(Beginning of Data excerpts)

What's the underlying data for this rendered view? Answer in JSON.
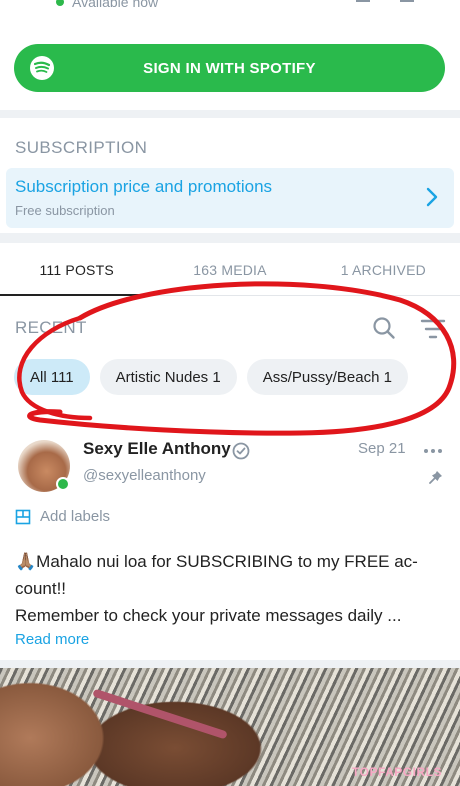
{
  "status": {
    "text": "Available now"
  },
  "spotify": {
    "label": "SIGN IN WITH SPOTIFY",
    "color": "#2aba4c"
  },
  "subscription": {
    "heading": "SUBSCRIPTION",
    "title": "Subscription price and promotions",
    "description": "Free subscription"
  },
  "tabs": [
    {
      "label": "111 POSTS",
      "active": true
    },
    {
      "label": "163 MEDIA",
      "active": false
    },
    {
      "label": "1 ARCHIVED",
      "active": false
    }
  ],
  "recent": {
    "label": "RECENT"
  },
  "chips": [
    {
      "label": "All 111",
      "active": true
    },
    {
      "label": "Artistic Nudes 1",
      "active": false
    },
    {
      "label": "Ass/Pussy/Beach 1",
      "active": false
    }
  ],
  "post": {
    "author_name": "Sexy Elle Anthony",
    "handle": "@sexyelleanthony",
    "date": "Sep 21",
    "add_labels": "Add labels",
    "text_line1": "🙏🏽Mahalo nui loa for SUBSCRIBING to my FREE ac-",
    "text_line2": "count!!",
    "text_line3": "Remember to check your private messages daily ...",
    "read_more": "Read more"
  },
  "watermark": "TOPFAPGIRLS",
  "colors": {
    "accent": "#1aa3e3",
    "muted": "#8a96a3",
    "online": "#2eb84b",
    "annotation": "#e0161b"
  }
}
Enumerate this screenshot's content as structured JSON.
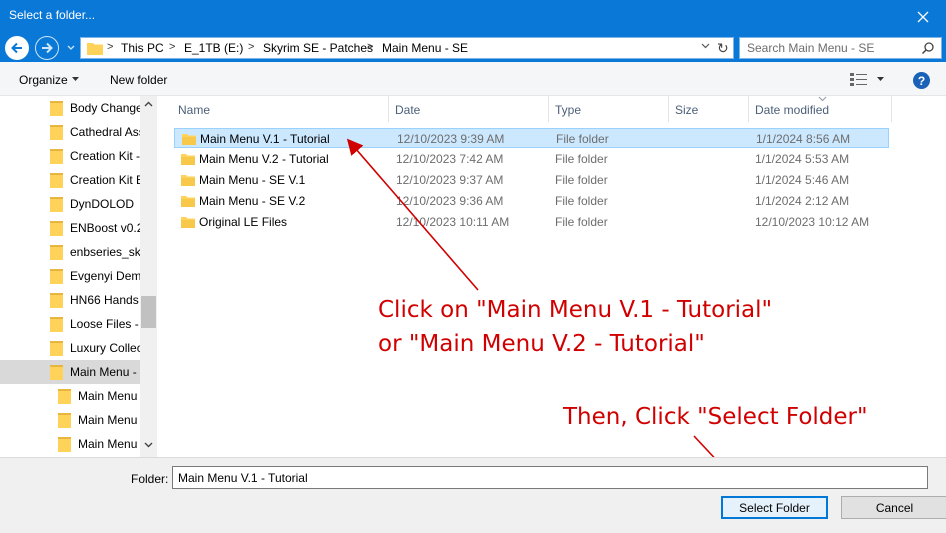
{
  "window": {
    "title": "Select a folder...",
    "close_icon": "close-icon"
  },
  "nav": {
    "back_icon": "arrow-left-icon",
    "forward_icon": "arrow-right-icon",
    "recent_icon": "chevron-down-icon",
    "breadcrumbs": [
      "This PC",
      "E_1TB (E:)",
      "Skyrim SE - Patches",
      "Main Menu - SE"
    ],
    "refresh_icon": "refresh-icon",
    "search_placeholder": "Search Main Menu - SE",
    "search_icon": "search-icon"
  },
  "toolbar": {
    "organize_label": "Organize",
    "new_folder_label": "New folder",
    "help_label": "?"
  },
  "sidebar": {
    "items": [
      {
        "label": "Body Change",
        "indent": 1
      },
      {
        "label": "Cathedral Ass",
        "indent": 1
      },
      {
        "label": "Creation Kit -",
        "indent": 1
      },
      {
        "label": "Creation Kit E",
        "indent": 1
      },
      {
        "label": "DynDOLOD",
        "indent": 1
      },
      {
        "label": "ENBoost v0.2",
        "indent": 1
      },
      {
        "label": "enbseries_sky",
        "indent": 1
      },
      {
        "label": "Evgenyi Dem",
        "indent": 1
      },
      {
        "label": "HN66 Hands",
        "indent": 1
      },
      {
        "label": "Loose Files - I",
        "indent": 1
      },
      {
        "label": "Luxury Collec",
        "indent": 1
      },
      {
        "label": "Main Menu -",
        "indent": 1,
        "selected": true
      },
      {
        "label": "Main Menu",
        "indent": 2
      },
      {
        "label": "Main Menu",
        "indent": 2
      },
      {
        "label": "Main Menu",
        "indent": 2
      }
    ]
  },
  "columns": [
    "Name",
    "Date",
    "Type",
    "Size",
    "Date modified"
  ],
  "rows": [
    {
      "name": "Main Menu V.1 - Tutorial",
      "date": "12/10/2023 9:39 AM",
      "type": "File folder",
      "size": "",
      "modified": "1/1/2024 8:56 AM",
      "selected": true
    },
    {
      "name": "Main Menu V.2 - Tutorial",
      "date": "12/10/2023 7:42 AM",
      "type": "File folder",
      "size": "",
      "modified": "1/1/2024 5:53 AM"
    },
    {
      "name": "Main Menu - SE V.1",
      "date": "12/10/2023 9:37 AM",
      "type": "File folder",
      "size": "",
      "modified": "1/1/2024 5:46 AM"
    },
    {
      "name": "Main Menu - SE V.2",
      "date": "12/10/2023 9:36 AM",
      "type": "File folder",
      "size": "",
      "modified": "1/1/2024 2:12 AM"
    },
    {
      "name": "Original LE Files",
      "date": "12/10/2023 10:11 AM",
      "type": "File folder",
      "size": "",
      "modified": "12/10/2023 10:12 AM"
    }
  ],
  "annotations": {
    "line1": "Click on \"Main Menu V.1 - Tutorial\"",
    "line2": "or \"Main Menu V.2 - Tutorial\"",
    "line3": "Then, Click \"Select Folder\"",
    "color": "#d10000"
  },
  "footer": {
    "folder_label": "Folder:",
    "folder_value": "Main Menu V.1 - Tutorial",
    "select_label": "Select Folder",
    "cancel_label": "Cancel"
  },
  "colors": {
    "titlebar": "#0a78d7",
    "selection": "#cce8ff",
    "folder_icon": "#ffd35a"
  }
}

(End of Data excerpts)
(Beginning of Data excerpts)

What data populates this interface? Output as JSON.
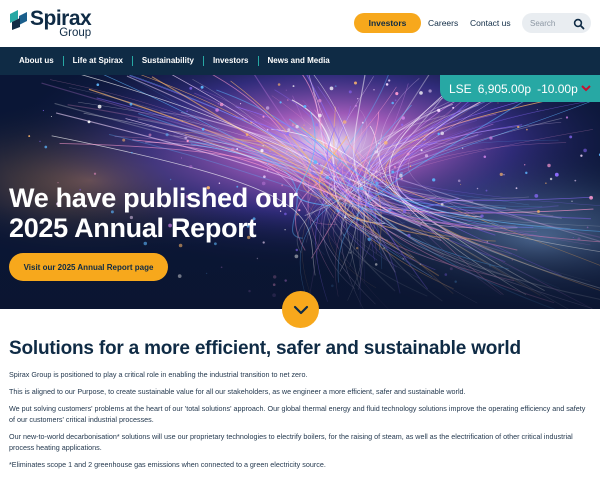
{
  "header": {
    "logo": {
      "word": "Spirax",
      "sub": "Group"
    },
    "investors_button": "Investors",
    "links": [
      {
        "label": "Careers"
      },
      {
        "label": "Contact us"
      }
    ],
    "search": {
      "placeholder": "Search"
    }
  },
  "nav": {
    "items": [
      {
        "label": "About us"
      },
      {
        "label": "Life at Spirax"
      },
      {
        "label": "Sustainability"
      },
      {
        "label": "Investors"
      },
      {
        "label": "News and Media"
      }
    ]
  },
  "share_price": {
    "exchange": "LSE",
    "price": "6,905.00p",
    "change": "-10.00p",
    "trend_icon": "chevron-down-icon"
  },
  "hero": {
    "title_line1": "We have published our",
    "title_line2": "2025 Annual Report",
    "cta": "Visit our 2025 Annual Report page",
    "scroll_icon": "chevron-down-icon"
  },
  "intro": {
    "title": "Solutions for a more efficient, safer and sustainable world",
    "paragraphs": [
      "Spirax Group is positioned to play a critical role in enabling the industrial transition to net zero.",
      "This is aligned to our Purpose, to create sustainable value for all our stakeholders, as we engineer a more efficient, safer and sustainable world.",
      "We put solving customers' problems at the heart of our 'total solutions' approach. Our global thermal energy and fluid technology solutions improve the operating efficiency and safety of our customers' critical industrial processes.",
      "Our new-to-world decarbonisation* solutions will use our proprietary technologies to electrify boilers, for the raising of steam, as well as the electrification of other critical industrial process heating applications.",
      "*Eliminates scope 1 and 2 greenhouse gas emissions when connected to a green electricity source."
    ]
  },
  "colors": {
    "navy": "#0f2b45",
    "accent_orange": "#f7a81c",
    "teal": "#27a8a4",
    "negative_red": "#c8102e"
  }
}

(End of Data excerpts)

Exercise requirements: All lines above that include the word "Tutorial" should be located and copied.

Expected output:
      "name": "Main Menu V.1 - Tutorial",
      "name": "Main Menu V.2 - Tutorial",
    "line1": "Click on \"Main Menu V.1 - Tutorial\"",
    "line2": "or \"Main Menu V.2 - Tutorial\"",
    "folder_value": "Main Menu V.1 - Tutorial",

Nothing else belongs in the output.